be found somewhere else for less than most other people are paying. Paying
less than everyone else is a big part of advancing financially. There are
many resources to help you find a better deal while meeting your needs.
Click here to learn how to pay less.
4) Be financially proactive.
Letting things go is a great way to lose ground financially. Appliances,
cars, shoes, hard drives and even you wear out. Yes, preventative
maintenance takes time and effort. However, the financial costs of
unexpected breakdowns, replacements, and missed opportunities far outweigh
the maintenance efforts you make.
5) Solve costly problems (without money).
The government has often been accused of throwing more money at problems
in order to solve them. Unfortunately, many people do the same thing. All
of us will be challenged with problems, but how much we each spend to
solve them makes a big difference in our financial well being. Learning
“do it yourself” skills can save you from many expenses.
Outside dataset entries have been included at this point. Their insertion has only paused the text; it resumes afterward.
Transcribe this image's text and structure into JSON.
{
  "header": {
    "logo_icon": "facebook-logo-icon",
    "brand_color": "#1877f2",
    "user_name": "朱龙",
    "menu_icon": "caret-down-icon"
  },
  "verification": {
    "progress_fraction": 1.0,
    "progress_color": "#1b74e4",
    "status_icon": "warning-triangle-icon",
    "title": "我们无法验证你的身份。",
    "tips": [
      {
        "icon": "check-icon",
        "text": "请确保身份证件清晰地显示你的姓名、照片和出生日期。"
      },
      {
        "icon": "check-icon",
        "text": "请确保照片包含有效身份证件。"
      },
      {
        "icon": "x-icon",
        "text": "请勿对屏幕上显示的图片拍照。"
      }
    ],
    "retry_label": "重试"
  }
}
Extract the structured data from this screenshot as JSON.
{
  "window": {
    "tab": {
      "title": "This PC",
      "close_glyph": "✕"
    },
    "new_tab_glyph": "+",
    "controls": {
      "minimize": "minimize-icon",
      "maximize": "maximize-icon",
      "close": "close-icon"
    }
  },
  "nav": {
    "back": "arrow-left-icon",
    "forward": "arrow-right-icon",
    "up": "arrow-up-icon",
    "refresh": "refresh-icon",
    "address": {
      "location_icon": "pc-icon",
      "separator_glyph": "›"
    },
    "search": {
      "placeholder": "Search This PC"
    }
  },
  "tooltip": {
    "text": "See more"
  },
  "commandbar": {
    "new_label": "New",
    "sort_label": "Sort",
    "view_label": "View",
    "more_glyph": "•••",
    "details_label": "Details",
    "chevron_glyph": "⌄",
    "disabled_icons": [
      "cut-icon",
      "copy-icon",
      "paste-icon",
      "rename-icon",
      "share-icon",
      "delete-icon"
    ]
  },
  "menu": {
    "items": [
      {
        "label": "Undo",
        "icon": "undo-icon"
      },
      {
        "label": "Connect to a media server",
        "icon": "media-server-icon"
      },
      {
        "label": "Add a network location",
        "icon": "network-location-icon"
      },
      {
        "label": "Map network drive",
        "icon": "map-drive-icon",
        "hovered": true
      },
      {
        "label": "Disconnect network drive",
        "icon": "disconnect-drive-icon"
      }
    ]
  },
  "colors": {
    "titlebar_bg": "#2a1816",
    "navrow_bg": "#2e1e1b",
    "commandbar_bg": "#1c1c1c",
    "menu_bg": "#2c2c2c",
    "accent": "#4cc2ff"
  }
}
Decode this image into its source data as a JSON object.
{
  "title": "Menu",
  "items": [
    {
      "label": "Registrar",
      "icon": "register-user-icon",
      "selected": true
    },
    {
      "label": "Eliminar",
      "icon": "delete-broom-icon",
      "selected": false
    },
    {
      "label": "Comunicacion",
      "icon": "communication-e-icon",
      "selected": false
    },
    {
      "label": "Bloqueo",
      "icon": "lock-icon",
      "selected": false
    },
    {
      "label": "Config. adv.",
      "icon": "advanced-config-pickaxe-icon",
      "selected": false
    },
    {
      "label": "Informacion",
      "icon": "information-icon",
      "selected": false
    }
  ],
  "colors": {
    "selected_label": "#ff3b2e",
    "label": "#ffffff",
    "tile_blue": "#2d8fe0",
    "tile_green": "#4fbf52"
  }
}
Get creative in
finding non-monetary solutions to problems that arise.
Turned Cookie Dough Into Dollar Dough!
Sally G. in Cleveland, Ohio took a
non-credit cookie decorating class at the community college in
May for $35.00. She loved the class and was told she seemed to
have a real knack for unique cookie themes! She practiced her
new craft all summer long, much to her family’s delight.
In early December she made 10 dozen of her
creations to sell at her church’s seasonal fundraiser. While
complimented her creations, her cookies were sold out within
the first 2 hours! One of the purchasers was a local
grocer. He asked Sally if she would be willing to sell
Christmas cookies in his store during the week of Christmas on
consignment. She agreed. By the end of the week she had sold
over 1,200 cookies.
Her cookies sold for $6.00 per dozen. Each
dozen cost her $2.00 to make, $2.00 went to the grocer, and
dozen was Sally’s profit! She made $200.00 that week. Sally
had increased her “means”, was paying less then everyone else
for cookies (her actual cost per dozen was $2.00, customers
paid $6.00), and had solved a costly problem without using
more of her own money (she gave her highly coveted Christmas
cookie trays as gifts)!